Gold compounds (DMARDs) belong to a class of medications known as disease-modifying anti-rheumatic drugs (DMARDs), which modify the course of disease in rheumatoid arthritis and slow down its progression. Rheumatoid arthritis is an autoimmune inflammatory disease that affects joints and can permanently damage them.
The precise way in which gold compounds work is not known, however, they are known to have anti-inflammatory, anti-arthritic, and immunomodulating properties. Gold compounds may decrease inflammation by suppressing the activity of immune cells and preventing long-term damage to the joints.
How are gold compounds (DMARDs) used?
Gold compounds (DMARDs) are oral capsules approved by the FDA for use in rheumatoid arthritis to slow down the progression of disease in patients who have not had an adequate response to non-steroidal anti-inflammatory drugs (NSAIDs). Gold compounds are also used off-label in the treatment of juvenile idiopathic arthritis.
Gold compounds were previously also given as intramuscular injections, which are currently no longer available. Gold compounds are being studied for use in other conditions such as:
What are side effects of gold compounds (DMARDs)?

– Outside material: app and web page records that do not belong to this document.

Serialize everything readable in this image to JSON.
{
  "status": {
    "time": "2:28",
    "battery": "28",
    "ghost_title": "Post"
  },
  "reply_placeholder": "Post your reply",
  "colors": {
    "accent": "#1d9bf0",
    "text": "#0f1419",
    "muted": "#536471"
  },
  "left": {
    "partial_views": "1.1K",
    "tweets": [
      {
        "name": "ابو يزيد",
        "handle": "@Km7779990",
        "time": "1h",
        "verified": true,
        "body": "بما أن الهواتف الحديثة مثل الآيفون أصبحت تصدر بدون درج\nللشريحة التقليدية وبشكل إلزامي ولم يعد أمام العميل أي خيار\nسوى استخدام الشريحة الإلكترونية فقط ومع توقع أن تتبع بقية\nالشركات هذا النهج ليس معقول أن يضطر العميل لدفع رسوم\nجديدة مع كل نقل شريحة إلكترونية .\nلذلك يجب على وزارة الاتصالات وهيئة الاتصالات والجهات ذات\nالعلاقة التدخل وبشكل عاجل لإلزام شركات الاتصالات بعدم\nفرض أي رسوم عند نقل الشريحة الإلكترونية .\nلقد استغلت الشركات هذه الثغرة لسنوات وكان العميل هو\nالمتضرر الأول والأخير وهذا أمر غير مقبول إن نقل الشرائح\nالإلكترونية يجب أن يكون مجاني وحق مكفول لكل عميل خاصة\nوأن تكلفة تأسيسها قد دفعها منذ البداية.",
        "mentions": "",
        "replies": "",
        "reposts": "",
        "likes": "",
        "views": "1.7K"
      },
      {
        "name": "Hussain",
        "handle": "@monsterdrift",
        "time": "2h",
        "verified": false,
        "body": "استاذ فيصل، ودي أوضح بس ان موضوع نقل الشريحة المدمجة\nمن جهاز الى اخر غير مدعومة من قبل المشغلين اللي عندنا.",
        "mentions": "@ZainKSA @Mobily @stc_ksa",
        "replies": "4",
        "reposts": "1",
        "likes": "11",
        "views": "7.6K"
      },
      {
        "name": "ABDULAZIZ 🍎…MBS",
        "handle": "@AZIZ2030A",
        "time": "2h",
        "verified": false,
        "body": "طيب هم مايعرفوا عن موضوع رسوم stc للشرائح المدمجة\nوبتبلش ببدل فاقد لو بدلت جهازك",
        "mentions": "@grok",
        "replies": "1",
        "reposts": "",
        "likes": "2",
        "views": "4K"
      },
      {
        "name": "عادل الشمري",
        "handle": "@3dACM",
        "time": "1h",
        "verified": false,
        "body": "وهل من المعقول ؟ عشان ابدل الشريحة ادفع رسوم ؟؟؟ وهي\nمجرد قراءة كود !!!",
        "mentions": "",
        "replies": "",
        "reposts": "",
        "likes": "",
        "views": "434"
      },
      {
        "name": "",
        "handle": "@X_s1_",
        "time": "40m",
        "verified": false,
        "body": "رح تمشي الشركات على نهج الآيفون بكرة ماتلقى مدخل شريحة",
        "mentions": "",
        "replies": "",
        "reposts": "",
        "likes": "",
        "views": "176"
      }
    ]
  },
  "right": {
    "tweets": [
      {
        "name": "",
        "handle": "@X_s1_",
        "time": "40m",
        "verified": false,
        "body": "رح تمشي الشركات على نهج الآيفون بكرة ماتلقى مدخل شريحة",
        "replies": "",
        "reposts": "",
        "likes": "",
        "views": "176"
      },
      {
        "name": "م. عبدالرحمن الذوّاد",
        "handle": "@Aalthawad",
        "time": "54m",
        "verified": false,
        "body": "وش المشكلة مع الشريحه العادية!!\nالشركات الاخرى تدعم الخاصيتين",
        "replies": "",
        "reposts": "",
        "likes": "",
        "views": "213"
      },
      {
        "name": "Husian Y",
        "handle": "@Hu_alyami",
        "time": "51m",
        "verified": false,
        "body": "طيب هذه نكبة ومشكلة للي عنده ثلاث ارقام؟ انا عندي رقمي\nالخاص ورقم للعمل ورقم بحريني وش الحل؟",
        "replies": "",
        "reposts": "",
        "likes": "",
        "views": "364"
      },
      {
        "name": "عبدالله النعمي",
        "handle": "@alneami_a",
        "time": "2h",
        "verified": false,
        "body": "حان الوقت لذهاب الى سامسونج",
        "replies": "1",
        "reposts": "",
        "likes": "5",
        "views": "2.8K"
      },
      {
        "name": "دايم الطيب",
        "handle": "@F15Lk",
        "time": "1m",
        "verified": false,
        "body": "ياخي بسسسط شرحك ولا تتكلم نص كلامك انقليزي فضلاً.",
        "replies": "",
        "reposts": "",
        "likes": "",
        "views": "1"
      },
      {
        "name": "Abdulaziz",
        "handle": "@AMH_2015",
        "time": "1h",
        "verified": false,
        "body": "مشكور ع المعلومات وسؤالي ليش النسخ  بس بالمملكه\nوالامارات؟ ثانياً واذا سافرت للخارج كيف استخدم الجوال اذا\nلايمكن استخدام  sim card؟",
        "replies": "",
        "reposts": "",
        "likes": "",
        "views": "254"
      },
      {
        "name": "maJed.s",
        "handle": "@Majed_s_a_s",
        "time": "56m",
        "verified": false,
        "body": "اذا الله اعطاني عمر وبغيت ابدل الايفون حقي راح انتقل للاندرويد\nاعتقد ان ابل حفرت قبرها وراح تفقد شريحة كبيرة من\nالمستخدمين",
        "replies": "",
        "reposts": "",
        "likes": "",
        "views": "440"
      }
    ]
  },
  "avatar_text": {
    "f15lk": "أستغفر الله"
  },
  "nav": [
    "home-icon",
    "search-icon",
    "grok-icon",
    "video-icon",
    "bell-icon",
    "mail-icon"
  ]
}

Side effects of gold compounds (DMARDs) may include the following:
- Pruritus (itching)
- Urticaria (hives)
- Abdominal pain
- Stomatitis (oral inflammation)
- Anorexia (loss of appetite)
- Conjunctivitis (inflammation of the conjunctiva, the membrane over the whites of the eye and inner eyelid surfaces)
- Dyspepsia (indigestion)
- Proteinuria (excessive protein excretion in the urine)
- Alopecia (hair loss)
- Anemia (low red blood cell count)
- Eosinophilia (high level of eosinophils, a type of immune cells)
- Elevated liver enzymes
- Glossitis (tongue inflammation)
- Hematuria (blood in the urine)
- Leukopenia (low blood count of leukocytes)
- Thrombocytopenia (low platelet count in the blood)
Information contained herein is not intended to cover all possible side effects, precautions, warnings, drug interactions, allergic reactions, or adverse effects. Check with your doctor or pharmacist to make sure these drugs do not cause any harm when you take them along with other medicines. Never stop taking your medication and never change your dose or frequency without consulting your doctor.
Rheumatoid Arthritis Resources